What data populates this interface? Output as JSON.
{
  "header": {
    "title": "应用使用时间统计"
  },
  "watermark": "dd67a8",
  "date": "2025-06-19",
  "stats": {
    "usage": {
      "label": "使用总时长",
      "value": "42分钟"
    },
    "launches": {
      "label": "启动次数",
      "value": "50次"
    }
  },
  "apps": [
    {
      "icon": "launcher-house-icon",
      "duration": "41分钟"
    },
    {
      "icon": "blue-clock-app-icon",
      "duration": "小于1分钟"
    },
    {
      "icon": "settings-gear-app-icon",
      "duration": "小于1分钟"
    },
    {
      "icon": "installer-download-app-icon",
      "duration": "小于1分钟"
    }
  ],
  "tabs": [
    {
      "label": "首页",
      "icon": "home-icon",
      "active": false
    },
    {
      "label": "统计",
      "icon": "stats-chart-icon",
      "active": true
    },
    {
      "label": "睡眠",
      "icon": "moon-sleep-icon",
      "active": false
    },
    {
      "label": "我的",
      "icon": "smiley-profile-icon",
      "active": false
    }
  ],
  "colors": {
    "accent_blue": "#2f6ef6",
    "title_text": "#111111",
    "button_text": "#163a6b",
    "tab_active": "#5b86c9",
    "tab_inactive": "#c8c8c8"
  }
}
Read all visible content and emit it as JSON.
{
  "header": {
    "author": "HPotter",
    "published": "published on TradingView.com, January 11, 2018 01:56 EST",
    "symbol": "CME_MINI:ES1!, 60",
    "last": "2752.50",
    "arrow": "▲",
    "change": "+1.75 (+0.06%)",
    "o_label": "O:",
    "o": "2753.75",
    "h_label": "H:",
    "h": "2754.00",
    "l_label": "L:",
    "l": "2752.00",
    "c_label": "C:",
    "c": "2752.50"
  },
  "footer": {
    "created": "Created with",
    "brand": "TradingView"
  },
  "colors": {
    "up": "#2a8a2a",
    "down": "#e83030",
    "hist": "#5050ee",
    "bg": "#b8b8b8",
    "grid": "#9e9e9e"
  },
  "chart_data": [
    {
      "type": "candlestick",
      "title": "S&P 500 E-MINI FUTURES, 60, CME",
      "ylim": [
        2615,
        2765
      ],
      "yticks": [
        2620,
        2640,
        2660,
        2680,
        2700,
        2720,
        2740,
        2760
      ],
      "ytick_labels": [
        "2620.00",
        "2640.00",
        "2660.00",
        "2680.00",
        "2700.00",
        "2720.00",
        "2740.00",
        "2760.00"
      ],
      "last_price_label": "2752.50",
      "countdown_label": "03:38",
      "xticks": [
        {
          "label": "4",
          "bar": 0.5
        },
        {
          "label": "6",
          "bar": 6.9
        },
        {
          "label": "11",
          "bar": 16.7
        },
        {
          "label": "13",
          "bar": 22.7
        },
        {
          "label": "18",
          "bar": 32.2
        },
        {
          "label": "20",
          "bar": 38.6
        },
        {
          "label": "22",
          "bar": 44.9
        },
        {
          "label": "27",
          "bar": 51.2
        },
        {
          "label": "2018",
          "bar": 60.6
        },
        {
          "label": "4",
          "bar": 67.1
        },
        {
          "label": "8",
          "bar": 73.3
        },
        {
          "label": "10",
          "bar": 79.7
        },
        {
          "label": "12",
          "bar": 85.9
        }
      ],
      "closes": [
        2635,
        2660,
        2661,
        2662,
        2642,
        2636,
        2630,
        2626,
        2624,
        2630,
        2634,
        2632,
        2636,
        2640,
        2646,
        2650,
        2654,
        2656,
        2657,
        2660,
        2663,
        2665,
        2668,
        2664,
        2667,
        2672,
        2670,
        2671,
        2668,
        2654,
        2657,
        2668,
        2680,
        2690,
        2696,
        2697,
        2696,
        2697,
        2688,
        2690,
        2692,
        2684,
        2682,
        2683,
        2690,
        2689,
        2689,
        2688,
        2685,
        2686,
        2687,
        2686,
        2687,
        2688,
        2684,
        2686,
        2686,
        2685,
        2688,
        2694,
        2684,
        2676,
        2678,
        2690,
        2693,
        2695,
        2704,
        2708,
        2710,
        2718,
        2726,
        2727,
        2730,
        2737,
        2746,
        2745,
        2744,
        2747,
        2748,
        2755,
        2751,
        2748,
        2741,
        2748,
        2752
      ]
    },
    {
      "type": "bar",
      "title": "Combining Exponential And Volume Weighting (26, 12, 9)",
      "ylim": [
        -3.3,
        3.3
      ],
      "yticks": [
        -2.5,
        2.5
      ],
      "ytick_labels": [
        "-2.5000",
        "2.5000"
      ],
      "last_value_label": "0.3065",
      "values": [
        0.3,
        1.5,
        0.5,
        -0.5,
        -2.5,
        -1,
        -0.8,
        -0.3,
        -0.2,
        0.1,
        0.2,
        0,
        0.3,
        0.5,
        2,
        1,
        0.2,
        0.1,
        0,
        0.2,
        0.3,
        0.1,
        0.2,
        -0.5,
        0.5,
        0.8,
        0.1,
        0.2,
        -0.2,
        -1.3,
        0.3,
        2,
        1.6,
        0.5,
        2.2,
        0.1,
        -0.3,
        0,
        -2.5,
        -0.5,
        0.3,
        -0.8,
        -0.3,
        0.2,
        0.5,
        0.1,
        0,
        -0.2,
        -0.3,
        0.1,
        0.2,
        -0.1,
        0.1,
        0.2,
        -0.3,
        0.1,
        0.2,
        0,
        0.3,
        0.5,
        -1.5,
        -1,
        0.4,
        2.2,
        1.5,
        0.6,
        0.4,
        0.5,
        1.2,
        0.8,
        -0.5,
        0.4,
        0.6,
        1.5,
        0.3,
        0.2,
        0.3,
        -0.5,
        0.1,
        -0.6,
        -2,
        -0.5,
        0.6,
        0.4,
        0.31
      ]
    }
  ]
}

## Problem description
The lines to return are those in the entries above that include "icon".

## Exercise output
      "icon": "launcher-house-icon",
      "icon": "blue-clock-app-icon",
      "icon": "settings-gear-app-icon",
      "icon": "installer-download-app-icon",
      "icon": "home-icon",
      "icon": "stats-chart-icon",
      "icon": "moon-sleep-icon",
      "icon": "smiley-profile-icon",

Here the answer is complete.